Bowen, Brunner and Winter were chosen as the recipients of the John F. Kennedy Library Foundation’s prestigious award for political courage by a distinguished bipartisan committee of national, political, and community leaders. Al Hunt, Washington managing editor of Bloomberg News, chairs the 14-member Profile in Courage Award Committee. Committee members are Michael Beschloss, author and presidential historian; David Burke, former president of CBS News; U.S. Senator Thad Cochran (R-Mississippi); Marian Wright Edelman, president of the Children’s Defense Fund; Antonia Hernandez, president and chief executive officer of the California Community Foundation; Elaine Jones, former director-counsel of the NAACP Legal Defense and Education Fund; Caroline Kennedy, president of the John F. Kennedy Library Foundation; U.S. Senator Edward M. Kennedy (D-Massachusetts); Paul G. Kirk, Jr., chairman of the board of directors of the John F. Kennedy Library Foundation; Shari Redstone, President, National Amusements, Inc; John Seigenthaler, founder of the First Amendment Center at Vanderbilt University; U.S. Senator Olympia Snowe (R-Maine); and Patricia M. Wald, former judge of the International Criminal Tribunal for the former Yugoslavia. John Shattuck, chief executive officer of the Kennedy Library Foundation, staffs the Committee. Mr. Shattuck is a former U.S. Assistant Secretary of State and a former U.S. ambassador to the Czech Republic.

The John F. Kennedy Presidential Library and Museum is a presidential library administered by the National Archives and Records Administration and supported, in part, by the John F. Kennedy Library Foundation, a non-profit organization. The Kennedy Presidential Library and the Kennedy Library Foundation seek to promote, through educational and community programs, a greater appreciation and understanding of American politics, history, and culture, the process of governing and the importance of public service. For more information about the Profile in Courage Award and the Kennedy Presidential Library and Museum, visit

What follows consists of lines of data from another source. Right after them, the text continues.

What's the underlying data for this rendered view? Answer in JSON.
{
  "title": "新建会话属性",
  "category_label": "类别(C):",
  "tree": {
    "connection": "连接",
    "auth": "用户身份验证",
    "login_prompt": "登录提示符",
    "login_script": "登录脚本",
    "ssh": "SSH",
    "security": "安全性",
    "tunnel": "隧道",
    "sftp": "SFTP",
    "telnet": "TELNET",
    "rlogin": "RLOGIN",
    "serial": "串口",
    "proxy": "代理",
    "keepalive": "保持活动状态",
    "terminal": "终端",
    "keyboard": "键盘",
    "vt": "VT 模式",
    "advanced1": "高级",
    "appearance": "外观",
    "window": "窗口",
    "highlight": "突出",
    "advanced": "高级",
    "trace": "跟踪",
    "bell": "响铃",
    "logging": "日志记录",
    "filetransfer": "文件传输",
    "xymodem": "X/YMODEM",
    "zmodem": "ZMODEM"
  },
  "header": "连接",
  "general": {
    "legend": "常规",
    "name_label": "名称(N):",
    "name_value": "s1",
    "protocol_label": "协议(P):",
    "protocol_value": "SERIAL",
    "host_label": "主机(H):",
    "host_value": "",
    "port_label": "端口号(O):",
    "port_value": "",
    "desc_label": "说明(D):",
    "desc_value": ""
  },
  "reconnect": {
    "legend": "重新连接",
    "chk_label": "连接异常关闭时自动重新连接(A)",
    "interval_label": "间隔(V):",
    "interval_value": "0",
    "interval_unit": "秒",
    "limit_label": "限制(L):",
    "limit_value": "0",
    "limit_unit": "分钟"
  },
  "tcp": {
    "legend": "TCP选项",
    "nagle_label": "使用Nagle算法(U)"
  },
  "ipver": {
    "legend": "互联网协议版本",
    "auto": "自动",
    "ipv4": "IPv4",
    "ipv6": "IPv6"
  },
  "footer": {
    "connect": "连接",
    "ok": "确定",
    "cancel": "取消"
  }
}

Posted on Tuesday, March 18th, 2008
Under: Election reform | No Comments »